20 years ago, The Simpsons stepped out of the Tracy Ullman show and into their own half-hour timeslot on the then-fledgling FOX network. 450 episodes later, they're still going strong. We talk this morning with one of the show's long time voice actors, Harry Shearer, who hosts public radio's Le Show when he's not providing the voice of Mr. Burns, Smithers, Ned Flanders, Rev. Lovejoy, Kent Brockman, Dr. Hibbert, Lenny, Principal Skinner, Otto, Rainier Wolfcastle...
Friday, December 25, 2009
Tomorrow, December 26, is the 5-year anniversary of the Indian Ocean Tsunami. How have things changed since 2004? Indeed, have things changed? The BBC's Karishma Vaswani reports on the progress Indonesia's Aceh province. We also talk with Christoph Gorder, Vice President of Emergency Response with Americares, about what's still needed for the region to fully recover.
Thursday, December 24, 2009
Today marks thirty years since the Soviet invasion of Afghanistan. On December 24, 1979, the Soviet 40th army was ordered to deploy in Afghanistan by then Soviet leader Leonid Brezhnev. Of course, today’s anniversary resonates not just with Russians and other members of the former Soviet Union, but also with Americans after the recent announcement of 30,000 extra US troops to Afghanistan. To remind us of the events of 30 years ago, Kira Fomenko from the BBC Russian service joins us.
Wednesday, December 16, 2009
All year long, people around the world have been recalling the events of 1989, 20 years ago, when the Soviet Empire in Europe collapsed, country after country. They were generally known as "Velvet Revolutions": in Hungary, Czechoslovakia, East Germany, the fall of the Berlin Wall, the embrace of democracy all across central Europe, culminating with the final collapse of the Soviet Union itself, early in the 1990s. But shortly before Christmas 1989, the revolution came to the closed, bizarre dictatorship of Romania's Nicolai Ceauşescu ... and there, the revolution wasn't so velvety.
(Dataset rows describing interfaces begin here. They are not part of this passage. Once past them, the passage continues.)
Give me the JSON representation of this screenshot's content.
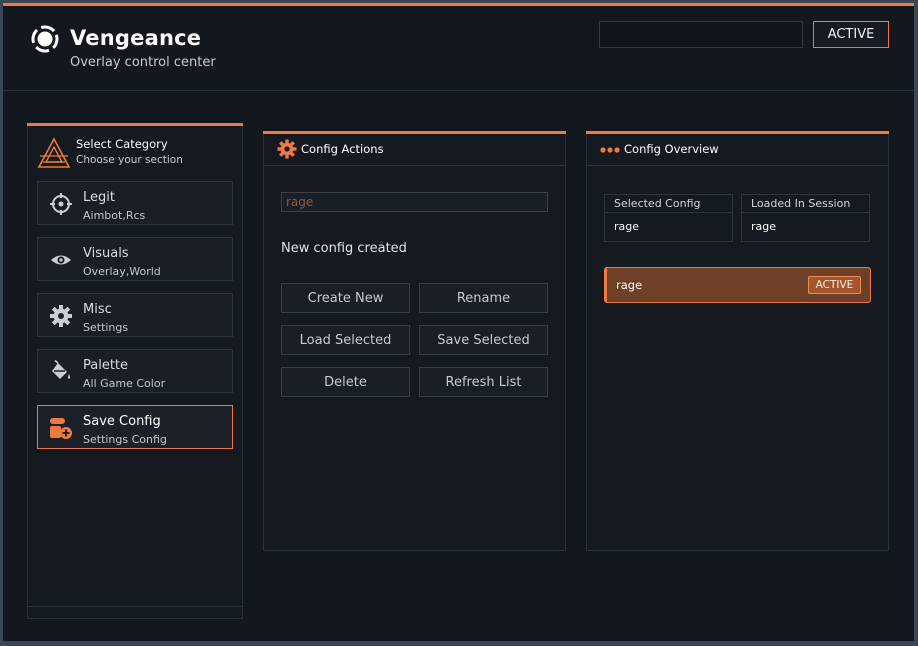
{
  "header": {
    "title": "Vengeance",
    "subtitle": "Overlay control center",
    "search_value": "",
    "status_label": "ACTIVE"
  },
  "sidebar": {
    "title": "Select Category",
    "subtitle": "Choose your section",
    "items": [
      {
        "label": "Legit",
        "sub": "Aimbot,Rcs",
        "icon": "crosshair-icon"
      },
      {
        "label": "Visuals",
        "sub": "Overlay,World",
        "icon": "eye-icon"
      },
      {
        "label": "Misc",
        "sub": "Settings",
        "icon": "gear-icon"
      },
      {
        "label": "Palette",
        "sub": "All Game Color",
        "icon": "paint-bucket-icon"
      },
      {
        "label": "Save Config",
        "sub": "Settings Config",
        "icon": "save-config-icon",
        "selected": true
      }
    ]
  },
  "actions": {
    "title": "Config Actions",
    "input_placeholder": "rage",
    "status": "New config created",
    "buttons": {
      "create_new": "Create New",
      "rename": "Rename",
      "load_selected": "Load Selected",
      "save_selected": "Save Selected",
      "delete": "Delete",
      "refresh_list": "Refresh List"
    }
  },
  "overview": {
    "title": "Config Overview",
    "selected_label": "Selected Config",
    "selected_value": "rage",
    "loaded_label": "Loaded In Session",
    "loaded_value": "rage",
    "configs": [
      {
        "name": "rage",
        "badge": "ACTIVE"
      }
    ]
  },
  "colors": {
    "accent": "#f07a3a",
    "background": "#13171e",
    "panel": "#151a21",
    "active_row": "#6e4027"
  }
}
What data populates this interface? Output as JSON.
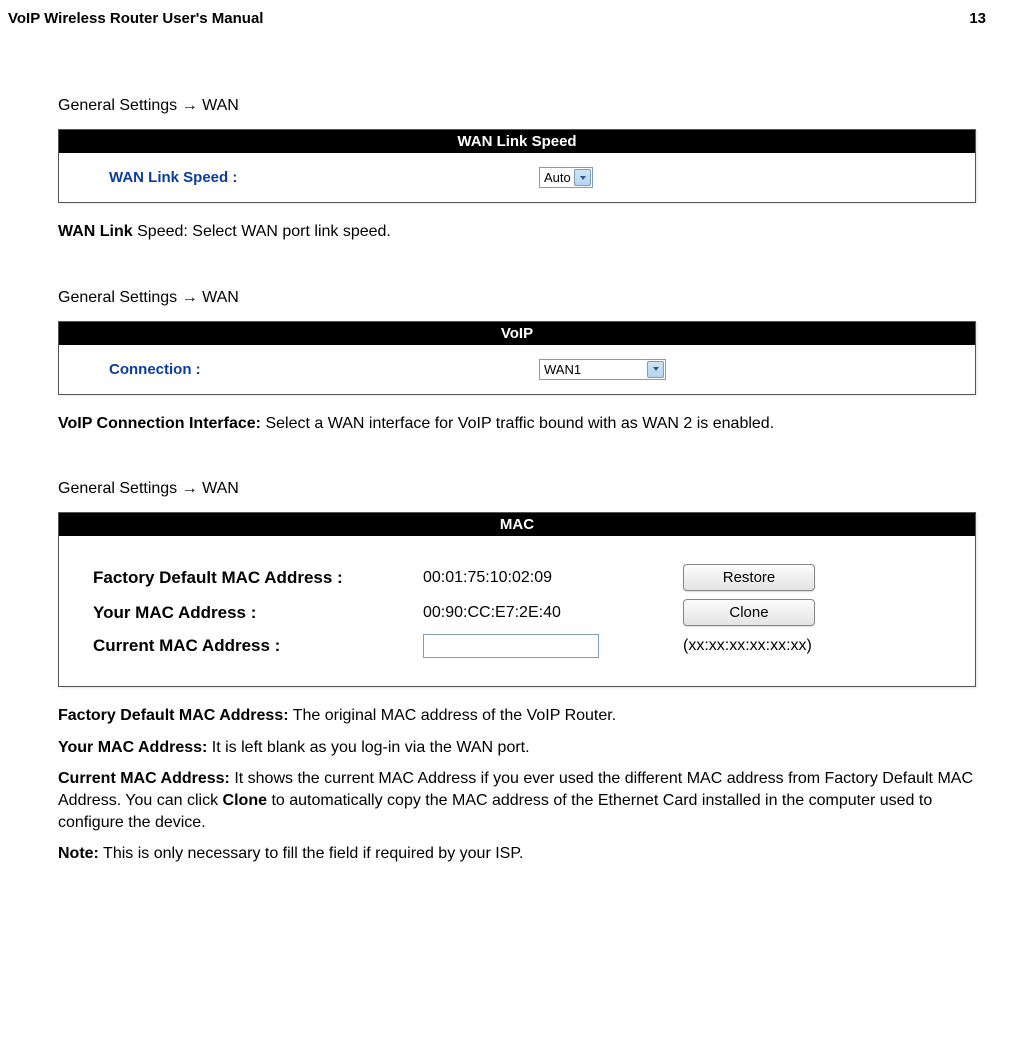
{
  "header": {
    "title": "VoIP Wireless Router User's Manual",
    "page_number": "13"
  },
  "breadcrumbs": {
    "wan_link": "General Settings  →  WAN",
    "voip": "General Settings  →  WAN",
    "mac": "General Settings  →  WAN"
  },
  "panels": {
    "wan_link": {
      "title": "WAN Link Speed",
      "field_label": "WAN Link Speed :",
      "select_value": "Auto"
    },
    "voip": {
      "title": "VoIP",
      "field_label": "Connection :",
      "select_value": "WAN1"
    },
    "mac": {
      "title": "MAC",
      "rows": {
        "factory": {
          "label": "Factory Default MAC Address :",
          "value": "00:01:75:10:02:09",
          "button": "Restore"
        },
        "your": {
          "label": "Your MAC Address :",
          "value": "00:90:CC:E7:2E:40",
          "button": "Clone"
        },
        "current": {
          "label": "Current MAC Address :",
          "input_value": "",
          "hint": "(xx:xx:xx:xx:xx:xx)"
        }
      }
    }
  },
  "descriptions": {
    "wan_link_bold": "WAN Link",
    "wan_link_rest": " Speed: Select WAN port link speed.",
    "voip_bold": "VoIP Connection Interface:",
    "voip_rest": " Select a WAN interface for VoIP traffic bound with as WAN 2 is enabled.",
    "factory_bold": "Factory Default MAC Address:",
    "factory_rest": " The original MAC address of the VoIP Router.",
    "your_bold": "Your MAC Address:",
    "your_rest": " It is left blank as you log-in via the WAN port.",
    "current_bold": "Current MAC Address:",
    "current_rest_a": " It shows the current MAC Address if you ever used the different MAC address from Factory Default MAC Address. You can click ",
    "current_clone": "Clone",
    "current_rest_b": " to automatically copy the MAC address of the Ethernet Card installed in the computer used to configure the device.",
    "note_bold": "Note:",
    "note_rest": " This is only necessary to fill the field if required by your ISP."
  }
}
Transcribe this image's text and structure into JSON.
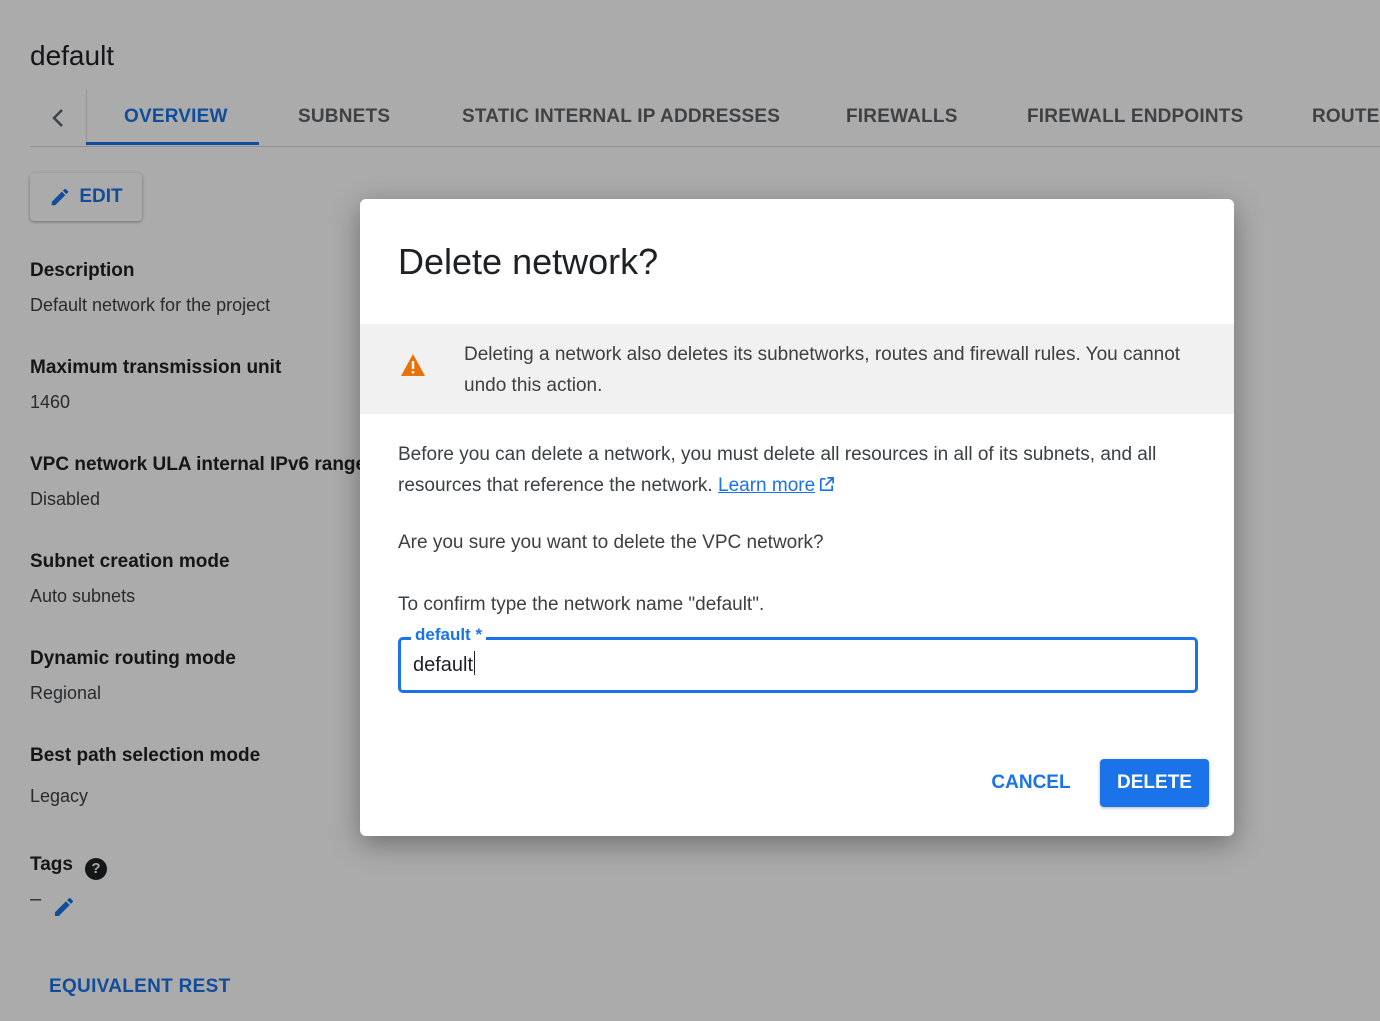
{
  "page": {
    "title": "default",
    "tabs": [
      {
        "label": "OVERVIEW",
        "active": true
      },
      {
        "label": "SUBNETS"
      },
      {
        "label": "STATIC INTERNAL IP ADDRESSES"
      },
      {
        "label": "FIREWALLS"
      },
      {
        "label": "FIREWALL ENDPOINTS"
      },
      {
        "label": "ROUTES"
      }
    ],
    "edit_label": "EDIT",
    "details": [
      {
        "label": "Description",
        "value": "Default network for the project"
      },
      {
        "label": "Maximum transmission unit",
        "value": "1460"
      },
      {
        "label": "VPC network ULA internal IPv6 range",
        "value": "Disabled"
      },
      {
        "label": "Subnet creation mode",
        "value": "Auto subnets"
      },
      {
        "label": "Dynamic routing mode",
        "value": "Regional"
      },
      {
        "label": "Best path selection mode",
        "value": "Legacy"
      }
    ],
    "tags_label": "Tags",
    "tags_value": "–",
    "equivalent_rest": "EQUIVALENT REST"
  },
  "dialog": {
    "title": "Delete network?",
    "warning": "Deleting a network also deletes its subnetworks, routes and firewall rules. You cannot undo this action.",
    "body": "Before you can delete a network, you must delete all resources in all of its subnets, and all resources that reference the network.",
    "learn_more": "Learn more",
    "confirm_question": "Are you sure you want to delete the VPC network?",
    "confirm_instruction": "To confirm type the network name \"default\".",
    "field_label": "default *",
    "field_value": "default",
    "cancel_label": "CANCEL",
    "delete_label": "DELETE"
  },
  "colors": {
    "accent": "#1a73e8",
    "warning": "#e8710a",
    "scrim": "rgba(0,0,0,0.33)"
  }
}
We talk with Nick Thorpe, BBC Central Europe correspondent and author of "'89: The Unfinished Revolution," from Opera Square in Timişoara, where the revolution happened 20 years ago.
Friday, December 11, 2009
Hard to believe, but it's been one year since Ponzi scheme 'mastermind' Bernie Madoff was arrested for scamming over $50 billion from investors. We thought it'd be the perfect time to check in and see how Madoff's victims and associates are doing, one year after his arrest. Aaron Lucchetti is a reporter for The Wall Street Journal whose latest article says the Madoff sons are having an incredibly hard time finding themsleves new jobs. Cynthia Crane was one of Madoff's many victims; she decided to adapt her story for the theatre in a show titled, "John Denver, Bernie Madoff, and Me."
Thursday, November 26, 2009
A year ago, terrorists attacked hotels in Mumbai, India. We talk to Linda Blake, contributor for the Wall Street Journal in Mumbai, about what's happening there today, and to Felix Ambrose, who helped rescue victims at the Leopold Café last year, directly across from the site of the attacks.
Thursday, November 26, 2009
Forty years ago this month, a group of Native Americans staged an occupation of the Island of Alcatraz. The occupation lasted nineteen months and was part of a protest movement that was intended to bring the rights of Native peoples into the public consciousness. This morning, a group of Native Americans will gather for a sunrise meeting to commemorate the takeover. We talk to Andrea Carmen, executive director of the International Indian Treaty Council.